The Intimidated Fed: Last month more than 14 million Americans were unemployed by the official definition — that is, seeking work but unable to find it. Millions more were stuck in part-time work because they couldn’t find full-time jobs. And we’re not talking about temporary hardship. Long-term unemployment, once rare in this country, has become all too normal: More than four million Americans have been out of work for a year or more. Given this dismal picture, you might have expected unemployment, and what to do about it, to have been a major focus of Wednesday’s press conference with Ben Bernanke, the chairman of the Federal Reserve. And it should have been. But it wasn’t....
The Fed normally takes primary responsibility for short-term economic management, using its influence over interest rates to cool the economy when it’s running too hot, which raises the threat of inflation, and to heat it up when it’s running too cold, leading to high unemployment. And the Fed has more or less explicitly indicated what it considers a Goldilocks outcome, neither too hot nor too cold: inflation at 2 percent or a bit lower, unemployment at 5 percent or a bit higher. But Goldilocks has left the building, and shows no sign of returning soon. The Fed’s latest forecasts, unveiled at that press conference, show low inflation and high unemployment for the foreseeable future. True, the Fed expects inflation this year to run a bit above target, but Mr. Bernanke declared (and I agree) that we’re looking at a temporary bulge from higher raw material prices; measures of underlying inflation remain well below target, and the forecast sees inflation falling sharply next year and remaining low at least through 2013. Meanwhile, as I’ve already pointed out, unemployment — although down from its 2009 peak — remains devastatingly high. And the Fed expects only slow improvement, with unemployment at the end of 2013 expected to still be around 7 percent.
It all adds up to a clear case for more action. Yet Mr. Bernanke indicated that he has done all he’s likely to do. Why?...
The only way to make sense of Mr. Bernanke’s aversion to further action is to say that he’s deathly afraid of overshooting the inflation target, while being far less worried about undershooting — even though doing too little means condemning millions of Americans to the nightmare of long-term unemployment.... Mr. Bernanke is allowing himself to be bullied by the inflationistas: the people who keep seeing runaway inflation just around the corner and are undeterred by the fact that they keep on being wrong....

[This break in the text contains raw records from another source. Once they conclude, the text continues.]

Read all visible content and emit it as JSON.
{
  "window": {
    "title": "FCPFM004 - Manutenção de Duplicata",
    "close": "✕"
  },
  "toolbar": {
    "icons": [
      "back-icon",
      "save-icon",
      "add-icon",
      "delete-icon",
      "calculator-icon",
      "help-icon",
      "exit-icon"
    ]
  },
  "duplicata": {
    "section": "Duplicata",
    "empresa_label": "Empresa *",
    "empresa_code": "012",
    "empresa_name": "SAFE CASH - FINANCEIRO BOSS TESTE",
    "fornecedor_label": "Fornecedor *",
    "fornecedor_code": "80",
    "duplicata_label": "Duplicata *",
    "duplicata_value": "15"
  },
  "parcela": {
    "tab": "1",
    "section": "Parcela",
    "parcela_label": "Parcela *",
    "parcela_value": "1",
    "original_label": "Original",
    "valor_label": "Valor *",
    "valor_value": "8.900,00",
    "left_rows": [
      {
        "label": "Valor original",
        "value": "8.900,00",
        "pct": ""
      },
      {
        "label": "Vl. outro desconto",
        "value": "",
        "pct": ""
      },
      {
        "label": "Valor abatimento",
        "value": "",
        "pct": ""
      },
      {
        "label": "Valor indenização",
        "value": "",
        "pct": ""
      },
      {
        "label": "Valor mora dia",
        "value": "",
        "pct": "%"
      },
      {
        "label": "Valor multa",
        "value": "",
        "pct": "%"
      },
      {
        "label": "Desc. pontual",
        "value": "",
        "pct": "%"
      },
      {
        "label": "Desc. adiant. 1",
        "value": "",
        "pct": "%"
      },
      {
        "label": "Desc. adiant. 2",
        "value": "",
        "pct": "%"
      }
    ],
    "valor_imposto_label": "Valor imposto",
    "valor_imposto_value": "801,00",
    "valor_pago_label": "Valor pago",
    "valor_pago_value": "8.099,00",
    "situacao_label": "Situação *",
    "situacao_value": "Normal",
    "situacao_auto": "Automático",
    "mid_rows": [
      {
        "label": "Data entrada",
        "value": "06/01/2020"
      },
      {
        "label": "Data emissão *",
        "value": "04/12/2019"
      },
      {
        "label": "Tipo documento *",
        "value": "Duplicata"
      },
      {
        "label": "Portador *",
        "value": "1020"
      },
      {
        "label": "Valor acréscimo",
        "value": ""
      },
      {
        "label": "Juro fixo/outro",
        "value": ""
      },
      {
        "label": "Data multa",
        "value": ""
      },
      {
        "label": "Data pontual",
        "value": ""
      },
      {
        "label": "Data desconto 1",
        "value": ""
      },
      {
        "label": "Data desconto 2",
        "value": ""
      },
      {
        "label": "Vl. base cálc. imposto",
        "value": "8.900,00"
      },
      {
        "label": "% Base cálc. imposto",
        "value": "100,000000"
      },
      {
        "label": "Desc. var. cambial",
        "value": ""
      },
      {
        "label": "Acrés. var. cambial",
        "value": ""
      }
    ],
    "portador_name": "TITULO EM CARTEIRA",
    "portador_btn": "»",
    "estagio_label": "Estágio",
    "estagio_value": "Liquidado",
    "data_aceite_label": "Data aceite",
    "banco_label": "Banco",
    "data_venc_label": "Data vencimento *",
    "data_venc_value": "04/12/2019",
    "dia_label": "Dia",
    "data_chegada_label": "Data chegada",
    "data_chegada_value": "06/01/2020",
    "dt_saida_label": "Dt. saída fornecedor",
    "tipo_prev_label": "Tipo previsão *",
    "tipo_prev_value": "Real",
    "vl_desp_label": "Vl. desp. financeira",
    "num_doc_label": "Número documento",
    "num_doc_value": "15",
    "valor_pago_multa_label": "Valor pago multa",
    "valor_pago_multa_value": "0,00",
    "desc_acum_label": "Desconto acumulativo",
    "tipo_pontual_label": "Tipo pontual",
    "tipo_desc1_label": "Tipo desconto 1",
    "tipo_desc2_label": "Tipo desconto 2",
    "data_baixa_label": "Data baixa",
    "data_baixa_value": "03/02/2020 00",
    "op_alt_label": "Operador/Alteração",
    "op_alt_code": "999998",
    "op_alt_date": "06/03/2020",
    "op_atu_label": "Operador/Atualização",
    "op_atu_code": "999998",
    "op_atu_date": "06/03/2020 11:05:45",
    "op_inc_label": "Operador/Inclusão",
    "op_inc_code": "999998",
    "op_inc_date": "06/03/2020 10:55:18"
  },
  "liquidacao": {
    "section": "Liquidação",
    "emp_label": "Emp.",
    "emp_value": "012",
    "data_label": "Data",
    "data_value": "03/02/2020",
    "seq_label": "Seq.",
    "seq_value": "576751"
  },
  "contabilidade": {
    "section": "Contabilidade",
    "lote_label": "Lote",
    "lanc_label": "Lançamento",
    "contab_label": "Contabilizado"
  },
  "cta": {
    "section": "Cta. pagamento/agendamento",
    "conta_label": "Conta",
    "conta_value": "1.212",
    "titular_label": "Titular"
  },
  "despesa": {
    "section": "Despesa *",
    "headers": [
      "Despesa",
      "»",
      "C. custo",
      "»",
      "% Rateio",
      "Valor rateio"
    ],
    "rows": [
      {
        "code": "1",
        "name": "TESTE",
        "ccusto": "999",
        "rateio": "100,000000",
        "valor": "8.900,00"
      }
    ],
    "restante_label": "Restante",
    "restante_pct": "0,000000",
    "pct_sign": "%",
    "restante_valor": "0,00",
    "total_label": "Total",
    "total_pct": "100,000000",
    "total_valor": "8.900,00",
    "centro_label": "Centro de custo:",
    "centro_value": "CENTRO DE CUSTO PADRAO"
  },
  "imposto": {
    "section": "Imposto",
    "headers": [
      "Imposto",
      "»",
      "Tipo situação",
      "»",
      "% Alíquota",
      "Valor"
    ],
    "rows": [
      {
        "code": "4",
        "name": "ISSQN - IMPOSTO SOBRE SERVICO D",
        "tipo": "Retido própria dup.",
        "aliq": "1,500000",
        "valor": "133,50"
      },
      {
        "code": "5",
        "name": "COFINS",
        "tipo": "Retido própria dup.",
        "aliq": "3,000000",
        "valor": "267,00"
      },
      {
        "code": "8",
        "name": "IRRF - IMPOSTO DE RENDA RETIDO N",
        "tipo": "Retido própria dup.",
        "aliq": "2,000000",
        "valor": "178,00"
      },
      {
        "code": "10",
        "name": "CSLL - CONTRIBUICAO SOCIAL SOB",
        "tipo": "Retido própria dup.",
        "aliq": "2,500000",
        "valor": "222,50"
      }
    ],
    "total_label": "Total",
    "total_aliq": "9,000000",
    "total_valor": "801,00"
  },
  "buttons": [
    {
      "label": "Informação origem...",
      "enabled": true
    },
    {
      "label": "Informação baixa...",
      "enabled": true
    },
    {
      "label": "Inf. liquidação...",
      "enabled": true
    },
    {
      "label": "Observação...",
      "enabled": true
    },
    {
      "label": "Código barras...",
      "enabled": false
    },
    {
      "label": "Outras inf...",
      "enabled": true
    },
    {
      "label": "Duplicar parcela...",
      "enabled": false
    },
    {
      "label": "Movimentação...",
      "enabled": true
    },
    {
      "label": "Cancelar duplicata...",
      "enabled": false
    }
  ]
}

I’d say that the Fed’s policy is to do nothing about unemployment because Ron Paul is now the chairman of the House subcommittee on monetary policy.
So much for the Fed’s independence. And so much for the future of America’s increasingly desperate jobless.